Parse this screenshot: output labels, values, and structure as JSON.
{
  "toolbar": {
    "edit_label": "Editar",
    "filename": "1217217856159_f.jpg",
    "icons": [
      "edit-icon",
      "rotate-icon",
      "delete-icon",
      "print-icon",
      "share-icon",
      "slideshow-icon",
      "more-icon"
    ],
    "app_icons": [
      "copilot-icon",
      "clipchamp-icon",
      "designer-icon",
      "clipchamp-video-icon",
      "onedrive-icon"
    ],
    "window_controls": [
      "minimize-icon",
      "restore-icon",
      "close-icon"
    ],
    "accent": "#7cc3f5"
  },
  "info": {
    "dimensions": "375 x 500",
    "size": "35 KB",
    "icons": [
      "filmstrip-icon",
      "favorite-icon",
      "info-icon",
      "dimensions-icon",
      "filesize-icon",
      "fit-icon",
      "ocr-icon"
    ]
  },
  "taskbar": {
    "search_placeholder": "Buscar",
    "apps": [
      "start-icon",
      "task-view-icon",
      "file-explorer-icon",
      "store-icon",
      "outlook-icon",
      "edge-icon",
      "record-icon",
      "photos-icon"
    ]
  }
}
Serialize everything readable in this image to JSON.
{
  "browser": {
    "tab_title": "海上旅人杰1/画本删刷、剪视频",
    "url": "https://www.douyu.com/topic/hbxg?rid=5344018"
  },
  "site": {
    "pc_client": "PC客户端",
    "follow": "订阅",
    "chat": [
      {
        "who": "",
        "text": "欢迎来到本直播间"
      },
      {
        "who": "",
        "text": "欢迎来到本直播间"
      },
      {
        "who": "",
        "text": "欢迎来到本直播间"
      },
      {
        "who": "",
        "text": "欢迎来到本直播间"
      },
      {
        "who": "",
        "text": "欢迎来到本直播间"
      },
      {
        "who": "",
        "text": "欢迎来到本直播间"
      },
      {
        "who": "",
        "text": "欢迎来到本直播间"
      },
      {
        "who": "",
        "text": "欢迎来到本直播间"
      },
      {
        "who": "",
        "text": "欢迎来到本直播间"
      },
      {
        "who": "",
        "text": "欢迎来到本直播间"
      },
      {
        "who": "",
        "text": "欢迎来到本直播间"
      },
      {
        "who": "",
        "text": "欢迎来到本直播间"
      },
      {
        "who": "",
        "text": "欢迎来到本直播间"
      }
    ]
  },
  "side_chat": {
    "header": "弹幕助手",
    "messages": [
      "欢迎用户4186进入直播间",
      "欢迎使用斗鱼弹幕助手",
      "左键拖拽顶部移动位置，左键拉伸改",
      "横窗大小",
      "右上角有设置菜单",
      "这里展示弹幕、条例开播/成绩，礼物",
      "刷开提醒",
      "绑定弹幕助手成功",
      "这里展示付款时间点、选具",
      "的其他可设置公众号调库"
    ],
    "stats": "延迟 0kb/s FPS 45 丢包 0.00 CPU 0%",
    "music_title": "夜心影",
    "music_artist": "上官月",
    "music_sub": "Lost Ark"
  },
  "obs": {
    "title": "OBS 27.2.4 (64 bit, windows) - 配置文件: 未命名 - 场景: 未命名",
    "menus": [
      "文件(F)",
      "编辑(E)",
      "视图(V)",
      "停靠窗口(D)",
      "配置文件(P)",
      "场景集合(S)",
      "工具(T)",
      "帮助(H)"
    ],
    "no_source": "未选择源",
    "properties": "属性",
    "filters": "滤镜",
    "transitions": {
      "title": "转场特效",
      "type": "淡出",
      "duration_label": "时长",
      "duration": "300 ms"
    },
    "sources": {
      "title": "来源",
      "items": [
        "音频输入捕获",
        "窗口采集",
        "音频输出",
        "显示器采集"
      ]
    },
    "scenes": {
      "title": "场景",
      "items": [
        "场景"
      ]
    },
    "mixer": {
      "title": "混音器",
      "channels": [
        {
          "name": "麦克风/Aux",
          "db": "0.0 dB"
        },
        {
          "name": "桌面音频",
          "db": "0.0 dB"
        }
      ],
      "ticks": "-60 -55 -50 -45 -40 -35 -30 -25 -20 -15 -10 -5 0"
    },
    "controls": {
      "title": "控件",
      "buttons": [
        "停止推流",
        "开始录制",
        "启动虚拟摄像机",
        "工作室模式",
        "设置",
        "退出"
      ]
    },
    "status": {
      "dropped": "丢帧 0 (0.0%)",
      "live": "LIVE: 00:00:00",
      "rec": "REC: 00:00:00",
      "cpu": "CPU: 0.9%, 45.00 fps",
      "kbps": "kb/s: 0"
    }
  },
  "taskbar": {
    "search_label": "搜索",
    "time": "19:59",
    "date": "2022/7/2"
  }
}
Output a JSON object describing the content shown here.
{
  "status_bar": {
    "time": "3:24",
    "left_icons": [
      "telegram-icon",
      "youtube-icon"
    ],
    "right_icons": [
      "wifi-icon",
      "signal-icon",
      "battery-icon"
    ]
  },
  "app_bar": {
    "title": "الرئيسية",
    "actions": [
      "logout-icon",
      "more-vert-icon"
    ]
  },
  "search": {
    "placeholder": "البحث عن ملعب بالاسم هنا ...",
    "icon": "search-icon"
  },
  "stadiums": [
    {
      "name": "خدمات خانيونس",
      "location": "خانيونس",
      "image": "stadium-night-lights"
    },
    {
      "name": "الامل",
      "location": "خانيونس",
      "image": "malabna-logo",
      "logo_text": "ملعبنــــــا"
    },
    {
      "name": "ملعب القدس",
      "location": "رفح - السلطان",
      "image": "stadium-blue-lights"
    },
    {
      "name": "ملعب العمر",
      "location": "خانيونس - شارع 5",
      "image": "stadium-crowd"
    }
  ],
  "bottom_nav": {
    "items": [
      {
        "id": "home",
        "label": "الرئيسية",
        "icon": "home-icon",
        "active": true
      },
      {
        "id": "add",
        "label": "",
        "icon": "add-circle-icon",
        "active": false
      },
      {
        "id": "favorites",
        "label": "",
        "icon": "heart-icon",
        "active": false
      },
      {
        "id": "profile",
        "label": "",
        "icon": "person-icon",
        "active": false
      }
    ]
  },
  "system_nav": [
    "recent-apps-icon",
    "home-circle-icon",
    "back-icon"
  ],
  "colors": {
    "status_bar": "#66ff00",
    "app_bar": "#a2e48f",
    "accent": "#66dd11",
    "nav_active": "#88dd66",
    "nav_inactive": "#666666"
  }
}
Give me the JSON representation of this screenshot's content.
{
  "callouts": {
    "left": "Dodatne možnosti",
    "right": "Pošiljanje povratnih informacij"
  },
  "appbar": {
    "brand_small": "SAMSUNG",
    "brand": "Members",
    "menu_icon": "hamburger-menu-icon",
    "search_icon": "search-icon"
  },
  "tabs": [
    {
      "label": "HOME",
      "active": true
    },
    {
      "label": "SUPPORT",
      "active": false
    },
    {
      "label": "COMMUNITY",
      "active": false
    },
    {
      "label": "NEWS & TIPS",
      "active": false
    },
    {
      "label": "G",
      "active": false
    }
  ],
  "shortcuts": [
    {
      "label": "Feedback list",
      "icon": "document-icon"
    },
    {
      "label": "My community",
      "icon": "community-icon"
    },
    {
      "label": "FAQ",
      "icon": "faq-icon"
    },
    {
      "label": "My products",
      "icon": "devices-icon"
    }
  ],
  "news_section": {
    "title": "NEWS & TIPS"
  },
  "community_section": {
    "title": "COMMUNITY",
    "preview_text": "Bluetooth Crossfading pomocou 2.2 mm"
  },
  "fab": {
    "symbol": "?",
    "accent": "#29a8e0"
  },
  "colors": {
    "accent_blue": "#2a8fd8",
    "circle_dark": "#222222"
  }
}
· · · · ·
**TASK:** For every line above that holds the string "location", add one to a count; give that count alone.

**TASK RESPONSE:** 4